One of the hardest parts of living with someone who struggles with addiction is that change doesn’t come easy. The way that addiction affects the inner workings of the brain makes it incredibly difficult to overcome. The person in question likely has little control over realizing that they have a problem to begin with – much less admitting it.
Despite a friend or family member’s love, concern, or sincere desire to help, the challenges of living with someone who is addicted to drugs or alcohol are very real.

Family Impact

Addiction can have a dramatic impact on family relationships. In fact, the National Council on Alcoholism and Drug Dependence (NCADD) calls addiction a “family disease” because it takes a toll on each member of the family and leads to dysfunction within the family system.
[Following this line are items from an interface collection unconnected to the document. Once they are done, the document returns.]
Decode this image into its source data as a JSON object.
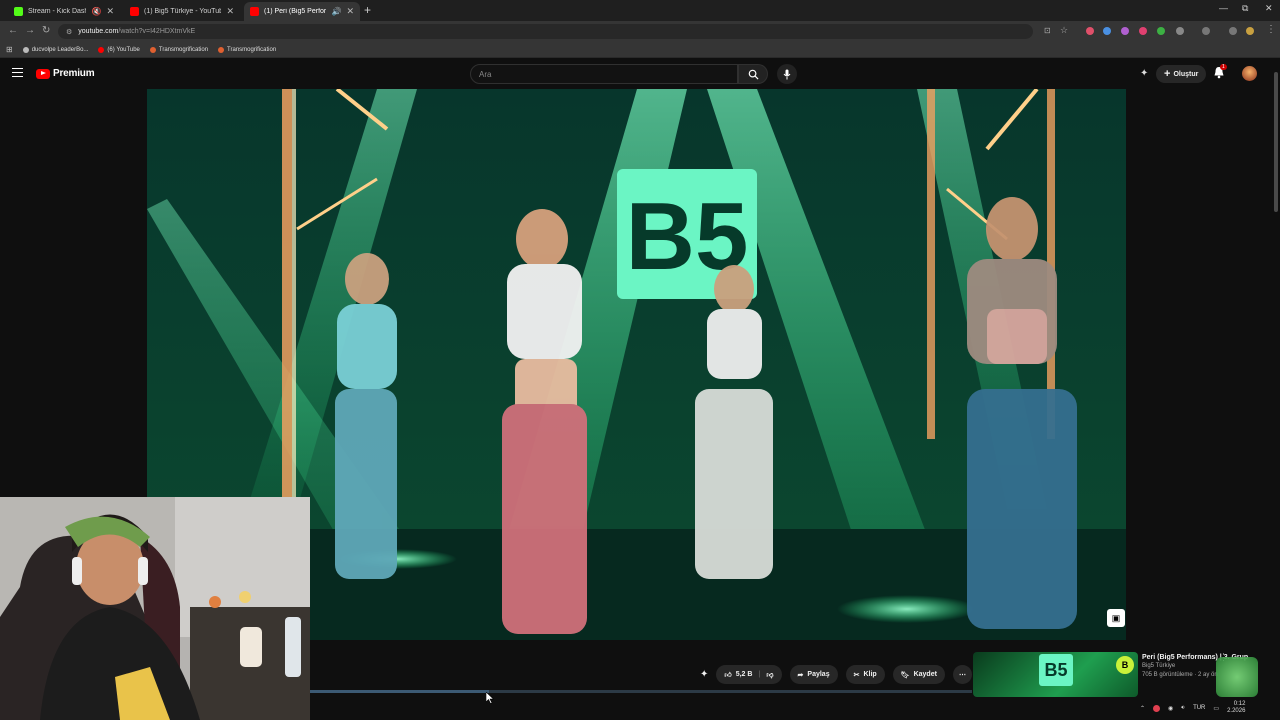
{
  "browser": {
    "tabs": [
      {
        "title": "Stream - Kick Dashboard",
        "favicon_color": "#53fc18",
        "active": false
      },
      {
        "title": "(1) Big5 Türkiye - YouTube",
        "favicon_color": "#ff0000",
        "active": false
      },
      {
        "title": "(1) Peri (Big5 Performans) |",
        "favicon_color": "#ff0000",
        "active": true
      }
    ],
    "address": {
      "host": "youtube.com",
      "path": "/watch?v=I42HDXtmVkE"
    },
    "bookmarks": [
      {
        "label": "ducvolpe LeaderBo...",
        "color": "#bbbbbb"
      },
      {
        "label": "(6) YouTube",
        "color": "#ff0000"
      },
      {
        "label": "Transmogrification",
        "color": "#e06030"
      },
      {
        "label": "Transmogrification",
        "color": "#e06030"
      }
    ]
  },
  "youtube": {
    "logo_text": "Premium",
    "search_placeholder": "Ara",
    "create_label": "Oluştur",
    "notification_count": "1"
  },
  "video": {
    "stage_logo": "B5"
  },
  "actions": {
    "like_count": "5,2 B",
    "share_label": "Paylaş",
    "clip_label": "Klip",
    "save_label": "Kaydet"
  },
  "progress_fraction": 0.27,
  "sidebar_card": {
    "title": "Peri (Big5 Performans) | 3. Grup",
    "channel": "Big5 Türkiye",
    "stats": "705 B görüntüleme · 2 ay ön"
  },
  "tray": {
    "language": "TUR",
    "time": "0:12",
    "date": "2.2026"
  },
  "colors": {
    "accent": "#ff0000",
    "stage_green": "#3dffa0"
  }
}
Substance abuse and divorce are also closely intertwined. Addiction is often one of the greatest challenges a marriage will face, and it can impact the next generation as well. Children of addicted parents are less likely to marry and more likely to get divorced than children who don’t grow up with addiction in their home.

Common Stressors

For loved ones who’ve been living with a person who is addicted for quite some time, there are numerous stressors they are likely experiencing:

  • Arguments with their loved one about their drinking or drug use habits
  • Feeling hopeless or frustrated that their loved one continues to make and then break promises
  • Finding that money or medications are missing, causing them to question if they can trust their loved one
  • Frequent attempts to talk to their loved one about rehab that are met with defensiveness or refusal
  • Little hours of sleep due to worry about their loved one
  • Self-guilt, shame, and blaming themselves for perpetuating their loved one’s addictive behaviors
Do Your Research and Seek Help

It’s incredibly difficult to live with someone who is battling addiction because this disease literally affects the way a person thinks, lives, and breathes. Doing research and seeking help are important for anyone who wants to determine the next best step for their loved one and for themselves.

Throughout this process, it is also important to:

  • Acknowledge and understand the true nature of addiction
  • Face the truth, even if you don’t want to
  • See your own behavior more clearly
  • Set boundaries with your loved one when they ask for something that will only hurt them or you further
  • Remember to look after yourself

If you’re ready to seek help for your loved one, speak with a professional from Alta Loma today.

There is hope for recovery. At Alta Loma, we treat residents with a variety of substance use issues and co-occurring mental health disorders and get them back on track. We can help your loved one achieve sustainable, long-term recovery and a healthier life. Call us today at (866) 457-3843.